#### Directions for this task:
Please output the entries that follow exactly, without a single image.
*** Information provided ***
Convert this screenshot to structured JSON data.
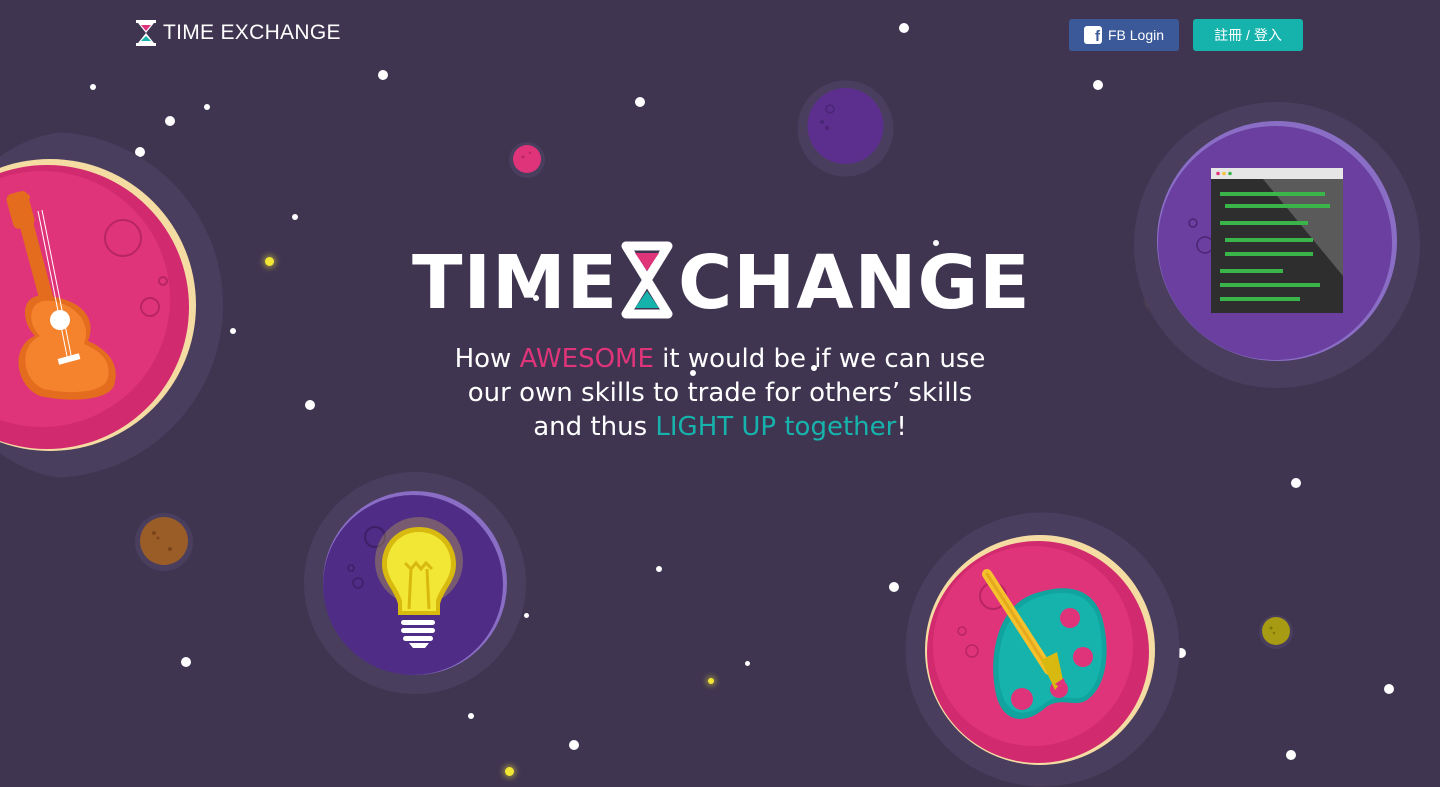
{
  "header": {
    "logo_text": "TIME EXCHANGE",
    "fb_login_label": "FB Login",
    "register_login_label": "註冊 / 登入"
  },
  "hero": {
    "title_left": "TIME",
    "title_right": "CHANGE",
    "tagline": {
      "line1_pre": "How ",
      "line1_highlight": "AWESOME",
      "line1_post": " it would be if we can use",
      "line2": "our own skills to trade for others’ skills",
      "line3_pre": "and thus ",
      "line3_highlight": "LIGHT UP together",
      "line3_post": "!"
    }
  },
  "icons": [
    "hourglass-icon",
    "facebook-icon",
    "guitar-icon",
    "code-window-icon",
    "lightbulb-icon",
    "palette-icon"
  ],
  "colors": {
    "background": "#3f3551",
    "pink": "#e0347a",
    "teal": "#16b3ad",
    "facebook": "#3b5998",
    "purple_planet": "#6a3fa0",
    "star_yellow": "#f3e736"
  }
}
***
#### Output for this task:
Convert this screenshot to structured JSON data.
{
  "header": {
    "logo_text": "TIME EXCHANGE",
    "fb_login_label": "FB Login",
    "register_login_label": "註冊 / 登入"
  },
  "hero": {
    "title_left": "TIME",
    "title_right": "CHANGE",
    "tagline": {
      "line1_pre": "How ",
      "line1_highlight": "AWESOME",
      "line1_post": " it would be if we can use",
      "line2": "our own skills to trade for others’ skills",
      "line3_pre": "and thus ",
      "line3_highlight": "LIGHT UP together",
      "line3_post": "!"
    }
  },
  "icons": [
    "hourglass-icon",
    "facebook-icon",
    "guitar-icon",
    "code-window-icon",
    "lightbulb-icon",
    "palette-icon"
  ],
  "colors": {
    "background": "#3f3551",
    "pink": "#e0347a",
    "teal": "#16b3ad",
    "facebook": "#3b5998",
    "purple_planet": "#6a3fa0",
    "star_yellow": "#f3e736"
  }
}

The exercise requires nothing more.